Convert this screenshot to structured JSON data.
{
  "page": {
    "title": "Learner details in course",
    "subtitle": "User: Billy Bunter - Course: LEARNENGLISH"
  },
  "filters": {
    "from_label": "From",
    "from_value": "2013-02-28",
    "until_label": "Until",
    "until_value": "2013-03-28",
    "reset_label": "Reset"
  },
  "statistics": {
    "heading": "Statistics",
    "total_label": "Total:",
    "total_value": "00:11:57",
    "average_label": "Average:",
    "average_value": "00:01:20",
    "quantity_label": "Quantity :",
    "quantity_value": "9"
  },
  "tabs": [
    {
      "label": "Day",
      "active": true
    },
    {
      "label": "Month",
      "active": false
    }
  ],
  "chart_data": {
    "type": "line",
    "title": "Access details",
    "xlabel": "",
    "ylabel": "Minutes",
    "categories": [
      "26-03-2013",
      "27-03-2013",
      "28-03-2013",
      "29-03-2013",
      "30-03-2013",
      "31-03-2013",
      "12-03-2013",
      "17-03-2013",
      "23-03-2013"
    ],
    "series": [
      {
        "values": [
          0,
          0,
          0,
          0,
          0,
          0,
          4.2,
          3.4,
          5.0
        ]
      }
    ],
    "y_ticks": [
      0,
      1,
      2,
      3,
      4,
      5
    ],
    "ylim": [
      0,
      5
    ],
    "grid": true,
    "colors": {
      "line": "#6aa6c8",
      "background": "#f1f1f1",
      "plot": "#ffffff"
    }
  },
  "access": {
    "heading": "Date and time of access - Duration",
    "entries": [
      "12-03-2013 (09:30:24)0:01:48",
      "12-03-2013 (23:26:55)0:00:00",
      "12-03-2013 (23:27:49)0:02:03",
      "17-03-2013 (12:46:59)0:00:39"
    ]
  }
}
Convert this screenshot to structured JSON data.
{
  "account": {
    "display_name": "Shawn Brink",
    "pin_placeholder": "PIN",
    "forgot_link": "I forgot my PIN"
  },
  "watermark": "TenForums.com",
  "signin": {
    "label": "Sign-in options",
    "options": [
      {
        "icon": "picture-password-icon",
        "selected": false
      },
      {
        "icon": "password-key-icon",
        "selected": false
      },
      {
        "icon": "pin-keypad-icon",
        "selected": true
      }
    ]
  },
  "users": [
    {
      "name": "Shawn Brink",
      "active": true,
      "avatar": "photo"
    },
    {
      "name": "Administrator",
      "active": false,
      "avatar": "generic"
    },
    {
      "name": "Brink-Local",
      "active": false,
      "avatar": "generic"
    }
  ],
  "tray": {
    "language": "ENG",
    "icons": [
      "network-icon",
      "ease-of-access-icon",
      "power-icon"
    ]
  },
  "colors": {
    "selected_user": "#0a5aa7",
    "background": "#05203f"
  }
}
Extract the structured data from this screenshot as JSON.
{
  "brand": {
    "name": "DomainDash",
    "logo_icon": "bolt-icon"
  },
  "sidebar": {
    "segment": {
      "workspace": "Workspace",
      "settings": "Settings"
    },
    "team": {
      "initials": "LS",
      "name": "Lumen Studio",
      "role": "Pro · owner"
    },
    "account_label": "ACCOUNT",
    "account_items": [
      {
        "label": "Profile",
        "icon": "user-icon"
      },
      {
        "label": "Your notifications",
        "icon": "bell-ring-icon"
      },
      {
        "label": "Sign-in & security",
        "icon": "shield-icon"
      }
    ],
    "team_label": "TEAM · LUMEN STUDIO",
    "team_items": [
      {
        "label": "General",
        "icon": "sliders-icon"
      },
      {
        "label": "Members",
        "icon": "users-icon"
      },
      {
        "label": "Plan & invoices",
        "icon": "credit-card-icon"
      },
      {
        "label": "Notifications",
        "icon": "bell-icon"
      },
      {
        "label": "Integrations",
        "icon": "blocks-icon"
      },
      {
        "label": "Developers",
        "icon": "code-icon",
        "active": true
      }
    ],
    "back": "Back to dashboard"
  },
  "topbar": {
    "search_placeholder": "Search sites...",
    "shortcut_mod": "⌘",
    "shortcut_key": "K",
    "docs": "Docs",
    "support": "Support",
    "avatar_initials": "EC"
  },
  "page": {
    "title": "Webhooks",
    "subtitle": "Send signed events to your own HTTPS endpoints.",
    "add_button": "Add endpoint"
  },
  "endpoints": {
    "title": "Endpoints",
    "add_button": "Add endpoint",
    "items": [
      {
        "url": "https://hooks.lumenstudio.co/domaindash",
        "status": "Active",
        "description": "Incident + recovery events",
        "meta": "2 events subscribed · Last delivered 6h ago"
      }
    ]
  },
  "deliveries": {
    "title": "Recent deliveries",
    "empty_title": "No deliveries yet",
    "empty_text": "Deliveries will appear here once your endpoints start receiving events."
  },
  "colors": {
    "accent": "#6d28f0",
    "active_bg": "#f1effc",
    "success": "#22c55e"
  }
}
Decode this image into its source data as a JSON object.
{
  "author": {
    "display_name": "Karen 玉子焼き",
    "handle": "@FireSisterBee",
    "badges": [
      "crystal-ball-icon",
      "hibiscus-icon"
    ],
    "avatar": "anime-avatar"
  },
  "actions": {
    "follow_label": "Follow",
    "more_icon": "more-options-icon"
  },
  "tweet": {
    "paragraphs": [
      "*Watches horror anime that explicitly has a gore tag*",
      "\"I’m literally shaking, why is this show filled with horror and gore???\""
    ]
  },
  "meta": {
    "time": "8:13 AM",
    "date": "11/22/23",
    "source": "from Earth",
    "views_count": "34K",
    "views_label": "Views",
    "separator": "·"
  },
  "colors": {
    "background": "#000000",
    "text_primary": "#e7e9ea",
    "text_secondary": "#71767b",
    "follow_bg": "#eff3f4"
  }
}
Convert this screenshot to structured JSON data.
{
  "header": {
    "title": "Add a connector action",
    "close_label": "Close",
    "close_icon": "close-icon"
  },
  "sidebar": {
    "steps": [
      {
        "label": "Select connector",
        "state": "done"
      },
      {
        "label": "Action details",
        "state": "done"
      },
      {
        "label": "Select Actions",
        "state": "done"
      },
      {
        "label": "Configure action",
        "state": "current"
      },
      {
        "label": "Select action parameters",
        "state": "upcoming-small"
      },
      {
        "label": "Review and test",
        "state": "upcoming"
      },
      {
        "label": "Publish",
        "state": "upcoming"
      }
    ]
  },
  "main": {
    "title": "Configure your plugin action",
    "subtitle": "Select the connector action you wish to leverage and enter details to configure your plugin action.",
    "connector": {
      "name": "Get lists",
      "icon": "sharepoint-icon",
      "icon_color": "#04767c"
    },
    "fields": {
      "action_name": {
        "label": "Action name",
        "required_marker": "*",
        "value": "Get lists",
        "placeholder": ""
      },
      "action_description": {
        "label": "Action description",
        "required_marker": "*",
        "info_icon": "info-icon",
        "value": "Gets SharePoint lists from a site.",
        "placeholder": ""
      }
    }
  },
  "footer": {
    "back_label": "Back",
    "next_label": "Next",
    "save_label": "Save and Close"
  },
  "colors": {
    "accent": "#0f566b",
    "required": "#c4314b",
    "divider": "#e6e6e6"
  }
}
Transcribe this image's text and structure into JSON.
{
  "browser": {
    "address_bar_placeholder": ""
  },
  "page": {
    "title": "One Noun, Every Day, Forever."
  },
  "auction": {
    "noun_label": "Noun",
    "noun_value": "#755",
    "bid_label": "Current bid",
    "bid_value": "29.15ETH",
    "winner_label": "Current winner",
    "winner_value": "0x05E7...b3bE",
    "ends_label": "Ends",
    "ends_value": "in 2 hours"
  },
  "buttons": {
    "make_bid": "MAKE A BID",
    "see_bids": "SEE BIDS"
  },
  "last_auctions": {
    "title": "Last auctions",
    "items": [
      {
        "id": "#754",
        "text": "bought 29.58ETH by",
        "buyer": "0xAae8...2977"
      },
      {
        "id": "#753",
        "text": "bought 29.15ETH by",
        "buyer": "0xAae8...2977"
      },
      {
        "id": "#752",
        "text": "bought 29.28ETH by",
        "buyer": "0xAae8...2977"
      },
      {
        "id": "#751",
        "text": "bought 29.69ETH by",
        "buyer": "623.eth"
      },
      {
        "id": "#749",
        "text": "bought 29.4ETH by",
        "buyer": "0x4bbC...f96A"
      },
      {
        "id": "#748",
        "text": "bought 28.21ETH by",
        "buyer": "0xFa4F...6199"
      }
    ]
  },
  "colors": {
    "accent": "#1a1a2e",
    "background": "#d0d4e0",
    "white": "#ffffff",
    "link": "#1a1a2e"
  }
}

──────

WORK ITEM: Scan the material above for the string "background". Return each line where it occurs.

RESULT BELOW:
      "background": "#f1f1f1",
    "background": "#05203f"
    "background": "#000000",
    "background": "#d0d4e0",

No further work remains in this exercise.